Possessing a smile that can light up any room, and a demeanor that can calm any tempest, Gail Adams established herself as a staple in her service area of Peach County. Sadly, those attributes will be missed with Adams retiring after more than 36 years of service for FVSU’s Cooperative Extension Program.
“I loved what I did, and I’m just excited about the next phase of my life,” said the long-time Family and Consumer Sciences (FACS) Extension agent. As a county agent, Gail provided various services including financial planning and proper food and nutrition methods to youths, seniors and other members of the community
Marc Thomas, director of field operations for FVSU’s Cooperative Extension program, praised Adams’ work.
“Through the years, Gail's talents and efforts have helped with Extension's success.
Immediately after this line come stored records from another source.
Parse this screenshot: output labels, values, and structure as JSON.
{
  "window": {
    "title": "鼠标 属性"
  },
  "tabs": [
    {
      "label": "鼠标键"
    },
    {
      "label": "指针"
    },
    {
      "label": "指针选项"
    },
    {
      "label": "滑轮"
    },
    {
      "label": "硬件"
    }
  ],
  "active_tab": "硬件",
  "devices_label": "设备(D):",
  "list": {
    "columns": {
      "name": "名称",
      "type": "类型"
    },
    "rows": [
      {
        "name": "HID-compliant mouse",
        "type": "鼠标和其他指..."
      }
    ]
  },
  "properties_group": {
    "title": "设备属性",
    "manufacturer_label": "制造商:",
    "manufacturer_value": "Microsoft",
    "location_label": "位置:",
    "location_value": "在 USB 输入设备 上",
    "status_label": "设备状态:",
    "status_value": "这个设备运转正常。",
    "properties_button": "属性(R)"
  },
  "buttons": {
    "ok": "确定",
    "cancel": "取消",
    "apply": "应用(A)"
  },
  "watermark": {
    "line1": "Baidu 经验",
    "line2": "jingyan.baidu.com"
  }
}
We take pride in her accomplishments and commitment to excellence. Best wishes to her for many years to come,” Thomas said. Adams, who enjoyed promoting healthy and positive living lifestyles to her clients, fondly reflected on her FACS career. “I enjoyed working with children, senior citizens and the community as a whole,” Adams said.
A native of Fort Valley, Adams enrolled at then Fort Valley State College and majored in food and nutrition. She said her former instructors, Sharon Hunt, Dr. Linda Johnson and the late Gladys Grace, served as her mentors and helped prepare her for her career in FACS. “I thoroughly enjoyed being a student and working under their leadership,” Adams said.
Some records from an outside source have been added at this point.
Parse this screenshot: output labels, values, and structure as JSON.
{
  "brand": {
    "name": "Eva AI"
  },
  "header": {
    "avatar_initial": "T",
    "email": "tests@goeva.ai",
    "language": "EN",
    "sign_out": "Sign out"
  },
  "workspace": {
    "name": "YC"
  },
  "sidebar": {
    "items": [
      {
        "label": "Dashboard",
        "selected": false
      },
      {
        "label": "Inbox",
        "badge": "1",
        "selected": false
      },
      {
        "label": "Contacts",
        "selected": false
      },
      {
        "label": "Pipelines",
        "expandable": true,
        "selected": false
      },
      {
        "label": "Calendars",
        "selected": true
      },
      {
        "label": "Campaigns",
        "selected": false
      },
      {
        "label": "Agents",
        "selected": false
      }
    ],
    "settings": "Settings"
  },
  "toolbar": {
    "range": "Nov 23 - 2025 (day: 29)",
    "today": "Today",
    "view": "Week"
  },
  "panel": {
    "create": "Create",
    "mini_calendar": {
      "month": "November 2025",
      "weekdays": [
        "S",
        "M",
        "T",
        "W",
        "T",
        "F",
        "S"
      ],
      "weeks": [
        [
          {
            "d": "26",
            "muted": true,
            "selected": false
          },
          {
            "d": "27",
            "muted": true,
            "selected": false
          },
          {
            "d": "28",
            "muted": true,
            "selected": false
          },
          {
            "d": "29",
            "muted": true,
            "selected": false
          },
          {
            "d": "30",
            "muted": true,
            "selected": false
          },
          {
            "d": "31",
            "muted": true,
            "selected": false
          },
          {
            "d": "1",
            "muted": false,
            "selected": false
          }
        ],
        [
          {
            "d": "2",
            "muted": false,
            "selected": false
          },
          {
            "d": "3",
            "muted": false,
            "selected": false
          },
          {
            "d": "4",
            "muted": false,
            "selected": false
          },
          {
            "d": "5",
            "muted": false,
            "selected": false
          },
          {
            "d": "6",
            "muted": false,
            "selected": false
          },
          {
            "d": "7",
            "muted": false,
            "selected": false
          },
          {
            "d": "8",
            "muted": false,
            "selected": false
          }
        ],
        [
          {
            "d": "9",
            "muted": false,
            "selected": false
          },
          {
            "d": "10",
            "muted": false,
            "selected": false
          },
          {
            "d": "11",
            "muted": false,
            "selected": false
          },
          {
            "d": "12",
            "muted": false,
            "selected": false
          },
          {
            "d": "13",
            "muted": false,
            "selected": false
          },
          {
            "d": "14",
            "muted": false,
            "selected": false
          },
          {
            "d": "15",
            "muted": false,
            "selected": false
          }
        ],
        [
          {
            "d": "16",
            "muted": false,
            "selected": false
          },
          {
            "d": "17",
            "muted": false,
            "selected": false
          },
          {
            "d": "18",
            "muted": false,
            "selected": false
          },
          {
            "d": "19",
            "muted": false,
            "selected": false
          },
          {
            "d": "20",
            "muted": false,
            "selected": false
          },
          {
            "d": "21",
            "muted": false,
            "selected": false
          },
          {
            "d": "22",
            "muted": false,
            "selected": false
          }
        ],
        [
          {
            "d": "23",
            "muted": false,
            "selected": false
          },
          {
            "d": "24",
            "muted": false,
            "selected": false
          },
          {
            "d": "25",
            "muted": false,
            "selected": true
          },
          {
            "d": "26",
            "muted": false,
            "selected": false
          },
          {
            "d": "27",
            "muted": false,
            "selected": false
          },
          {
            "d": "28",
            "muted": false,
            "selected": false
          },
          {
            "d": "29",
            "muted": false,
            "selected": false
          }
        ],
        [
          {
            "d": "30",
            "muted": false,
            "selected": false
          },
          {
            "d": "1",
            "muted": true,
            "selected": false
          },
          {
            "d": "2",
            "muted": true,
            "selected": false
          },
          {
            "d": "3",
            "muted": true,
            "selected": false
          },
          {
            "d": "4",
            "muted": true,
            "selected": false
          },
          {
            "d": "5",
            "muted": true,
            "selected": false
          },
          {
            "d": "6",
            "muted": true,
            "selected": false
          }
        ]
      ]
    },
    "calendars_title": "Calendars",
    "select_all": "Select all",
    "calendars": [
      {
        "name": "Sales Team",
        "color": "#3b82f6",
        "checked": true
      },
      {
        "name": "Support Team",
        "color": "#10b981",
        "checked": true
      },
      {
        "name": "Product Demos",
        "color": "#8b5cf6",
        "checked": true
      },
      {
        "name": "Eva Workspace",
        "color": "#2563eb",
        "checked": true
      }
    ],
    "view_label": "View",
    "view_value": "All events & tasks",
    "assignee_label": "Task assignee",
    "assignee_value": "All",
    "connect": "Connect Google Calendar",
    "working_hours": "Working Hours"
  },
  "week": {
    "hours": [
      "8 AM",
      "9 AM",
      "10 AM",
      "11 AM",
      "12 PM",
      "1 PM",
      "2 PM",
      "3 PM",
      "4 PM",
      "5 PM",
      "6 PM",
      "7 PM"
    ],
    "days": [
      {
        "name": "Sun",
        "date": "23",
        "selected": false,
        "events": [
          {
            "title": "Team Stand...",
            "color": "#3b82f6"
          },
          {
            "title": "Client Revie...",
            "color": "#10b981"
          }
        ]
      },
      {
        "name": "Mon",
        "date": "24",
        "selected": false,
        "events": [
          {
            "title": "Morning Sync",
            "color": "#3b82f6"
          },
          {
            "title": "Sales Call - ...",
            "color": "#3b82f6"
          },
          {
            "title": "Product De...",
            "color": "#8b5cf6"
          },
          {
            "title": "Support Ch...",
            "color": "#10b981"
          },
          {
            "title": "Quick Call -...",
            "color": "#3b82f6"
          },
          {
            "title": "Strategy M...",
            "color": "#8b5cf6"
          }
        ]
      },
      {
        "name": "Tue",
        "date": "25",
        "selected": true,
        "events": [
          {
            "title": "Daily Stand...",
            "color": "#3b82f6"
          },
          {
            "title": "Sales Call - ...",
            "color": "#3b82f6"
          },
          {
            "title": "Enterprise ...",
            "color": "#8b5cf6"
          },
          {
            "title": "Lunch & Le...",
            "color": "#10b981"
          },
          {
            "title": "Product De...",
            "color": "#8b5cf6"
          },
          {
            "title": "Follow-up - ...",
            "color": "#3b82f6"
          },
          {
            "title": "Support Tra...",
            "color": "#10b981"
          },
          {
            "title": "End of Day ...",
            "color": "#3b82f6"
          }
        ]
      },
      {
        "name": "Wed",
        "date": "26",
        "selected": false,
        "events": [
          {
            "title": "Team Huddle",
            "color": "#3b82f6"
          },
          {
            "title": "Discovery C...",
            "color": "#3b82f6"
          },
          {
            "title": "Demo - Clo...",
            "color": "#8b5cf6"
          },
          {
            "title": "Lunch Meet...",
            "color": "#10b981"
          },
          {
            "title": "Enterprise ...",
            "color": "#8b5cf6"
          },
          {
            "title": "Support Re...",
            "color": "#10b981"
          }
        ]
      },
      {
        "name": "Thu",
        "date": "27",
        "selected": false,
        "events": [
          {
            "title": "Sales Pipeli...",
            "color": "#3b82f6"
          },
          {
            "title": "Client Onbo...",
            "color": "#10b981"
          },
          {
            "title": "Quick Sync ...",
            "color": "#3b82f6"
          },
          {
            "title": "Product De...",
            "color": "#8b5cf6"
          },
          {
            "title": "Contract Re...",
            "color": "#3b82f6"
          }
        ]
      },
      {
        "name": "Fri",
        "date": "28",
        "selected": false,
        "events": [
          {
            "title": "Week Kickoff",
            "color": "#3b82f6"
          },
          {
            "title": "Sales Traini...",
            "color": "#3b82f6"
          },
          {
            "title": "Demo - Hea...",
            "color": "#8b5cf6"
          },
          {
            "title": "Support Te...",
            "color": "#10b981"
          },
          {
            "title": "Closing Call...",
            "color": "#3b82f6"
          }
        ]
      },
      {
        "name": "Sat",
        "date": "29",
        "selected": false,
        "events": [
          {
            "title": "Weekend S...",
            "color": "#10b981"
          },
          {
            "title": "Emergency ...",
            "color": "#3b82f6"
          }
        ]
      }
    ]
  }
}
As a student, Adams said she wanted to use her food and nutrition degree, but still had some doubts about her major and knew very little about applying her skills in the area of Cooperative Extension. That changed after she enrolled in an elective class titled Extension.
“I took the class, and that’s when I really learned about the Cooperative Extension Program. I actually fell in love with it, and I decided when I graduated that’s what I wanted to do,” Adams said. After graduation, Adams accepted her first job as a home economics program assistant in Houston County. After serving in that position for three years, she applied for the agent’s position in Peach County after Linda Early, FVSU’s first agent assigned to the area.
During her career in FVSU Extension, Adams experienced several eye-opening situations, including working and educating teen mothers about the importance of nutrition, and helping them hone their homemaking skills. She assisted parents and children in FVSU’s Head Start program, teaching them to make improvements in their lifestyles, helping them earn their GED and attend college.
In addition to educating young people, Adams also enjoyed working with senior citizens in the area. Imogene Mobley, manager of the Peach Senior Center in Fort Valley, said Adams’ highly anticipated visits will be sorely missed. She said Adams’ focused primarily on teaching senior citizens nutrition and how to prepare meals in needed proportions since most of them live alone.
“They (seniors) enjoyed her company every time she came to the center. She’s real nice and warm and in return they felt the same towards her. Every time she showed up with a smile, and would greet them and have one-on-one conversations with some of them,” Mobley said.
“I learned that you really have to humble yourself in this position and you have to put yourself in their (clients) shoes because so many times, we take things for granted,” said the retiring FVSU agent.
The lifelong Peach County resident said she will now spend most of her time with her children and grandchildren.
For more information about FVSU’s FACS program, call (478) 825-6296.